Mr. Smith is an elderly resident of a long term care facility with atrial fibrillation. He’s been taking Coumadin for years for stroke prevention and was just recently hospitalized for pneumonia. His Coumadin dose was decreased in the hospital due to a drug interaction with an antibiotic, and he was discharged back to the nursing facility on this new lower dose. While he was out of the facility, he missed his routine lab draw for his Coumadin. Within the week, Mr. Smith has returned to the hospital after suffering a stroke since his Coumadin dose was sub-therapeutic.
This is a nightmare scenario for the resident, their family, the hospital, and the nursing staff. Unfortunately, transitions of care in our healthcare system leave much to be desired. Our residents are on complicated medication regimens often treating numerous disease states. Even with the rise of electronic health records and multiple electronic messaging platforms, it is still difficult for different healthcare providers to piece together the whole story.
Long Term Care Rx’s goal is to help prevent situations like Mr. Smith. Studies have found that adverse drug events attributable to medication changes occurred in 20% of transfers between nursing homes and acute-care hospitals. One-third of these events were considered preventable (AMDA Transitions of Care CPG, 2010). If your facility accepts five admissions or readmissions a week, the statistics point to at least one of those admissions will lead to an adverse drug event due to a medication change. That’s fifty-two medication errors a year in population that is high risk due to age and multiple medications used concurrently. Over seventeen of those errors are considered preventable. That’s seventeen fewer adverse effects, hospitalizations, or even deaths. It’s statistics like this that reinforce how important this transitions of care program can be and what type of impact it can have clinically.
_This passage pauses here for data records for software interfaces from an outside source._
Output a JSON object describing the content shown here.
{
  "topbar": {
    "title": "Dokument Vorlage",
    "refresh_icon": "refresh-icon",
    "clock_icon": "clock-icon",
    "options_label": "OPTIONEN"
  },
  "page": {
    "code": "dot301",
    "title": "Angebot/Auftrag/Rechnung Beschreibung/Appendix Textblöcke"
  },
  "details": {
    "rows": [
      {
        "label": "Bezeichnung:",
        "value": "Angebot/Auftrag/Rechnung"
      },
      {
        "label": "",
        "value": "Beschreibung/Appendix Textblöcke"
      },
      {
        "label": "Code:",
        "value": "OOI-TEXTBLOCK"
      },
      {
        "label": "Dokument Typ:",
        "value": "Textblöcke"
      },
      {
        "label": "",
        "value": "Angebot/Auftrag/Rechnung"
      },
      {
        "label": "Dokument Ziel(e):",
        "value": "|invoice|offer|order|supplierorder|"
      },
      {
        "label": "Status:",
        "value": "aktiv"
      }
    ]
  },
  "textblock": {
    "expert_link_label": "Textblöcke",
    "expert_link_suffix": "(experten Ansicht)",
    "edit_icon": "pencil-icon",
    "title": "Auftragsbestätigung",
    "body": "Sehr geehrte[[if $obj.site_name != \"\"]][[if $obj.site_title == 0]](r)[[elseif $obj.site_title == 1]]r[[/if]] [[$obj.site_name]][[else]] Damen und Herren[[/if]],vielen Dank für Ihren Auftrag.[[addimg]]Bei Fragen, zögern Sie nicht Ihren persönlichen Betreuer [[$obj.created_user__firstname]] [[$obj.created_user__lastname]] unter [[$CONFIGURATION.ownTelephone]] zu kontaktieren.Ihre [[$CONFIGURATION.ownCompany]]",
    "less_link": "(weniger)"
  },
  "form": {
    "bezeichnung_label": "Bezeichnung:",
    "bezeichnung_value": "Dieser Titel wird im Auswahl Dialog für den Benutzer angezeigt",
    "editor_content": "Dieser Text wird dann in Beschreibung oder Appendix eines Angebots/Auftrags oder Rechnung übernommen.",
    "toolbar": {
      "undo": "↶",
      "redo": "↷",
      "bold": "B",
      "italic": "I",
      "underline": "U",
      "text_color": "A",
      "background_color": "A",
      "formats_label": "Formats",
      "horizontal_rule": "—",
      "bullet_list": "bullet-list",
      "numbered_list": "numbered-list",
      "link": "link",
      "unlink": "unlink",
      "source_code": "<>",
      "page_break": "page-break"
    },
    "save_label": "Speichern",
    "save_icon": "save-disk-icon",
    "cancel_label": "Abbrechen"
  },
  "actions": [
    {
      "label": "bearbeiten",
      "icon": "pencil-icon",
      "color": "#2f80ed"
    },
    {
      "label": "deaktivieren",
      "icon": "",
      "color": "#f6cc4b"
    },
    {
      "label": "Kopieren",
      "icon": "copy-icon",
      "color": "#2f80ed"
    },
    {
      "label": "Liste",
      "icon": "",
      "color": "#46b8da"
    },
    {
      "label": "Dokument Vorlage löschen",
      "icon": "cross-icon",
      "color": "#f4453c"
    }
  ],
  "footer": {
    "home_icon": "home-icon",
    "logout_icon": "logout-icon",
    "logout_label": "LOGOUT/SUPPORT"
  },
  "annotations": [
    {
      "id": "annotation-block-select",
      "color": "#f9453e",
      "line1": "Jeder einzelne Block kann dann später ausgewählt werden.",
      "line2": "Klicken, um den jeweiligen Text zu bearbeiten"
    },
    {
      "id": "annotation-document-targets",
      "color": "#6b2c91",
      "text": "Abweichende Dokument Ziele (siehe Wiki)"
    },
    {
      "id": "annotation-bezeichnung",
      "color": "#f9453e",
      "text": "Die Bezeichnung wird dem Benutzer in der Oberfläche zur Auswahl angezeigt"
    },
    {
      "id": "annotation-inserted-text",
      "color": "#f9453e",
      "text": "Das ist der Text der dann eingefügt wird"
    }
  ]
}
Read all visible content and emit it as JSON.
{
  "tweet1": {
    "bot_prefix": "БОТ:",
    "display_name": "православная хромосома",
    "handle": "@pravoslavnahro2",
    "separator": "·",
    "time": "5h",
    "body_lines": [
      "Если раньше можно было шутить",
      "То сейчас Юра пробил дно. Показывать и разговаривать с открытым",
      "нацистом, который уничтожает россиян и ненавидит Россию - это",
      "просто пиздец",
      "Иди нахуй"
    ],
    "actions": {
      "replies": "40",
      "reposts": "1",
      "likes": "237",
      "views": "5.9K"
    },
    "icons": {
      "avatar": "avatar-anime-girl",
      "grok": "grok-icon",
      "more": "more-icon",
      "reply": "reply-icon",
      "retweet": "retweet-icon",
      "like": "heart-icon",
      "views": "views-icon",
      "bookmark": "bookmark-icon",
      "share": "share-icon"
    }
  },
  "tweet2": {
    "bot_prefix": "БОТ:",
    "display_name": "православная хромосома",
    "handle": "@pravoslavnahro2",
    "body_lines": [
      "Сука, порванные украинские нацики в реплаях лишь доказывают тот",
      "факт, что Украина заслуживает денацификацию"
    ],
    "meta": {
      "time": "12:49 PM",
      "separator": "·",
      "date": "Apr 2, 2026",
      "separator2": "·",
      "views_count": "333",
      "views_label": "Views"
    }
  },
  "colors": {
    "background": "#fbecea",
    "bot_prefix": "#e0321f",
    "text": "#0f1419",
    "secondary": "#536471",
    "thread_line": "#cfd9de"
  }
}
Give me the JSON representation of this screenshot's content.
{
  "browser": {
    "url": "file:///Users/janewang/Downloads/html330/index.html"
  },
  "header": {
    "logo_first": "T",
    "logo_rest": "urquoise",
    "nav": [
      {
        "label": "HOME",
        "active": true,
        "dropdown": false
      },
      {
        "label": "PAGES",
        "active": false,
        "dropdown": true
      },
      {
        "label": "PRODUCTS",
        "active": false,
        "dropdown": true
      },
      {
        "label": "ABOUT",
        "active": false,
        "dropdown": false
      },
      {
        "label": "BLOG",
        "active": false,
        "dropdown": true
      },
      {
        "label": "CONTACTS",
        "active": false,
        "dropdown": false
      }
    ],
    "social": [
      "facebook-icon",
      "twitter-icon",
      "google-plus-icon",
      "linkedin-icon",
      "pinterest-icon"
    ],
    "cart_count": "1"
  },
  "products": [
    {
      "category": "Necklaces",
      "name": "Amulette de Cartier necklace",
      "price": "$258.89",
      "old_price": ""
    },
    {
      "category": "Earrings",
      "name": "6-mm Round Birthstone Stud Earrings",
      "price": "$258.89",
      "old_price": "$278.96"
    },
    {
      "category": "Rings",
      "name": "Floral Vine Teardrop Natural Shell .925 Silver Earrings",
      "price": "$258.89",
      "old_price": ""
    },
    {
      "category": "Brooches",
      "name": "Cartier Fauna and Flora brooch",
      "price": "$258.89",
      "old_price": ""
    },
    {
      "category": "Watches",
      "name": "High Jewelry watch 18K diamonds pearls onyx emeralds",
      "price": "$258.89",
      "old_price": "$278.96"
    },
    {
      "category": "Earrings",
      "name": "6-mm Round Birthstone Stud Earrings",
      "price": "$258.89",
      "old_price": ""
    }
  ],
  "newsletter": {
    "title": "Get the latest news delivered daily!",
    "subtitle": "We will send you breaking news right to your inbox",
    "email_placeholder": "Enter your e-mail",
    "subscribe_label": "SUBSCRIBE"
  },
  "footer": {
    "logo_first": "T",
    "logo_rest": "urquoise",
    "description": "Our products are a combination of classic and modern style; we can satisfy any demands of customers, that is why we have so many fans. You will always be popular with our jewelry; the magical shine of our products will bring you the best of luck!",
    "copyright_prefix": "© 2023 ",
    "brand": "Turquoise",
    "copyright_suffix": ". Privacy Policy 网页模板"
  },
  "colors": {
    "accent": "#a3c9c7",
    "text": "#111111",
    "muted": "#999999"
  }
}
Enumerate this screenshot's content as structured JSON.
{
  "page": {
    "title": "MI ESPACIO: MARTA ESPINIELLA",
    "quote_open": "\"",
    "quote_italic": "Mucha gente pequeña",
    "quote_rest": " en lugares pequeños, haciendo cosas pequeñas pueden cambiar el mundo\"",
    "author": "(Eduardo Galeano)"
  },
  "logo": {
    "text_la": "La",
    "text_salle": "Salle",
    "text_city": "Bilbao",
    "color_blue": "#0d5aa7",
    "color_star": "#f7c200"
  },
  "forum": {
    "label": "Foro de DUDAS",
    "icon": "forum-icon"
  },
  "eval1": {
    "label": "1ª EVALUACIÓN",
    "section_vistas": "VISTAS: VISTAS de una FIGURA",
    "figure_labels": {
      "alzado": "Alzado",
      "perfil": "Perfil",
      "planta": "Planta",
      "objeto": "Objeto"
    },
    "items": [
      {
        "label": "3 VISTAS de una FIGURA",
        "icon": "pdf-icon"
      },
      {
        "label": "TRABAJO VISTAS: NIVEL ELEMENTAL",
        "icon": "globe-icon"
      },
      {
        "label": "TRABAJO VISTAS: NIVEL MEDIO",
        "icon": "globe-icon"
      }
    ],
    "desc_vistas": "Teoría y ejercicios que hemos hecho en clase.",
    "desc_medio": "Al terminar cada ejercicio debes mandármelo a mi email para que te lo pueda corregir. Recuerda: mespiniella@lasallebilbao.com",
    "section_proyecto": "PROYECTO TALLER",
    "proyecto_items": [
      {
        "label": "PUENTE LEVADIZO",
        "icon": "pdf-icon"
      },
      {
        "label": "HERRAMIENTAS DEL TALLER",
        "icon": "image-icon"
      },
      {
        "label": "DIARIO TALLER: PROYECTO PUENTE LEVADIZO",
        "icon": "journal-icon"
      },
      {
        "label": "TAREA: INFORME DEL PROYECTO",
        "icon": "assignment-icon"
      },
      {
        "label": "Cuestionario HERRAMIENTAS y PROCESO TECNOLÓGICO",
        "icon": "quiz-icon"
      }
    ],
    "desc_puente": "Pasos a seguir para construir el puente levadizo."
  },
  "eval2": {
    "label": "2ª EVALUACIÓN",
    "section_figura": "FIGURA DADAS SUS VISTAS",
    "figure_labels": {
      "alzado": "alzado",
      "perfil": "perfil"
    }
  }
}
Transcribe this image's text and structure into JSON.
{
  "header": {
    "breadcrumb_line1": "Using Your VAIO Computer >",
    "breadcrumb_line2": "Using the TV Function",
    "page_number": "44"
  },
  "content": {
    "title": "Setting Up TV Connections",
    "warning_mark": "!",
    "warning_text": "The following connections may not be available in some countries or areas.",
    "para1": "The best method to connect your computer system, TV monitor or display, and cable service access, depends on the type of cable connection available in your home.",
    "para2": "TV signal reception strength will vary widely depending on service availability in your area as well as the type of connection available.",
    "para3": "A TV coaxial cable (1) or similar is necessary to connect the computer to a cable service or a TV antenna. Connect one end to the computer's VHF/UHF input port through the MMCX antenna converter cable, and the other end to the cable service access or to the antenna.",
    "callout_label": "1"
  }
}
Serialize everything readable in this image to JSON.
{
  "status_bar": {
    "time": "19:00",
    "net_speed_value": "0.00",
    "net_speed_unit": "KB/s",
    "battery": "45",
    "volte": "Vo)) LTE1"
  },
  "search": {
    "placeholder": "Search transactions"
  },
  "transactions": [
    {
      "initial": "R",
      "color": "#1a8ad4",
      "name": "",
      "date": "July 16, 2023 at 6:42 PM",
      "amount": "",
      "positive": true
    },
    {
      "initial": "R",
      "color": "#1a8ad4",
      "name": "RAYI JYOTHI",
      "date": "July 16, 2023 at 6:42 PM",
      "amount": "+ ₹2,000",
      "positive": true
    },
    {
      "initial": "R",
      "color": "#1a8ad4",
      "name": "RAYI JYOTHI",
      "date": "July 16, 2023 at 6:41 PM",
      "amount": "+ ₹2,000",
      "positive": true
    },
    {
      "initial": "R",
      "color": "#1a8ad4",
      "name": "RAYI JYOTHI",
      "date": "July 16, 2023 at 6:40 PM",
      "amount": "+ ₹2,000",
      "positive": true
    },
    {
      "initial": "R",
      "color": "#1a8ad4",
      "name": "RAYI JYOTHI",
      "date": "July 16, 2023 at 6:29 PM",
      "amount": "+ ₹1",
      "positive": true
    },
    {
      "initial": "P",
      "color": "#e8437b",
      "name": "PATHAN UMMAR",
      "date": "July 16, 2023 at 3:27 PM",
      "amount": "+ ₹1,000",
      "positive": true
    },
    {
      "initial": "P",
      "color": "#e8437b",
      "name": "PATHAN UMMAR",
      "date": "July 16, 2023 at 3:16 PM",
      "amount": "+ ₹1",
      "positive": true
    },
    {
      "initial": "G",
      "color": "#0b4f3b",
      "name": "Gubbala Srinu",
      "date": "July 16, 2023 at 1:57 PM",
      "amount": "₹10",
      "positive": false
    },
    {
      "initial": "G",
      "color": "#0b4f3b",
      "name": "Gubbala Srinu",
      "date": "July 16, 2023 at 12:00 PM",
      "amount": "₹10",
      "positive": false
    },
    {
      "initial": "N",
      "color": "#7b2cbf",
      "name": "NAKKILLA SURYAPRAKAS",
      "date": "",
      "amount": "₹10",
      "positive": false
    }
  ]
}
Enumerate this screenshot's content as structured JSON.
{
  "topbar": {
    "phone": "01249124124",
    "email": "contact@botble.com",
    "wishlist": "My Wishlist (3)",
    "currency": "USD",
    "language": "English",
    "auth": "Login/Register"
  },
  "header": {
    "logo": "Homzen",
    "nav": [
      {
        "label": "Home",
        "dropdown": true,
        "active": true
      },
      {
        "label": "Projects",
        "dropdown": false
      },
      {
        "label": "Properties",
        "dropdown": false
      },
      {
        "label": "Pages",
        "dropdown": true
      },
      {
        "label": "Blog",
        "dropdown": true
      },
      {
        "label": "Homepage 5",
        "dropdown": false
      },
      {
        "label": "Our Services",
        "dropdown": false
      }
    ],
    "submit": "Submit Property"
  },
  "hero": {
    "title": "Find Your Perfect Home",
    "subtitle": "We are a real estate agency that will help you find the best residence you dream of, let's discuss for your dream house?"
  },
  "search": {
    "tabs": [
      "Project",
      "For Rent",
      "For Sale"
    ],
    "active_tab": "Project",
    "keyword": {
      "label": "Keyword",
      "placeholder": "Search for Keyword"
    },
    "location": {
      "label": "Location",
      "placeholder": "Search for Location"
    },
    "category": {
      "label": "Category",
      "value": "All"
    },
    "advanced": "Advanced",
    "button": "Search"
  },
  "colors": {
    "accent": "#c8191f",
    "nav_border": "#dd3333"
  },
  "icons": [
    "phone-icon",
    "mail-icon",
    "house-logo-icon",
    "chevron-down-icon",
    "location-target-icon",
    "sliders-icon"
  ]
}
Assisting in these transitions of care has been a major point of emphasis for the Long Term Care Rx pharmacy team over the last 12 months. Within 3 business days of every admission or readmission to a skilled nursing facility, a member of our team tries to put together all of the puzzle pieces to make a complete picture of that resident’s healthcare. We take a look at previous medications prior to the level of care change, assess why the level of care changed, and ensure that the ideal medication regimen is being provided to each resident based on his or her needs. We look for new drugs, especially new drugs that commonly result in adverse effects, and make sure the nursing facility is aware of what needs to be monitored. Our goal is to make sure that residents stay at your facility and reduce hospital readmissions.
We encourage all of our facilities to take advantage of our transition of care program. With your help, we can be proactive and catch any issues before they progress into problems. If you have any questions regarding our transitions of care program, please don’t hesitate to contact the pharmacy directly for more information. With your help, we can be proactive and catch issues before they progress into problems. Together, we can ensure the best possible care for each and every resident.
Drew Curtis, PharmD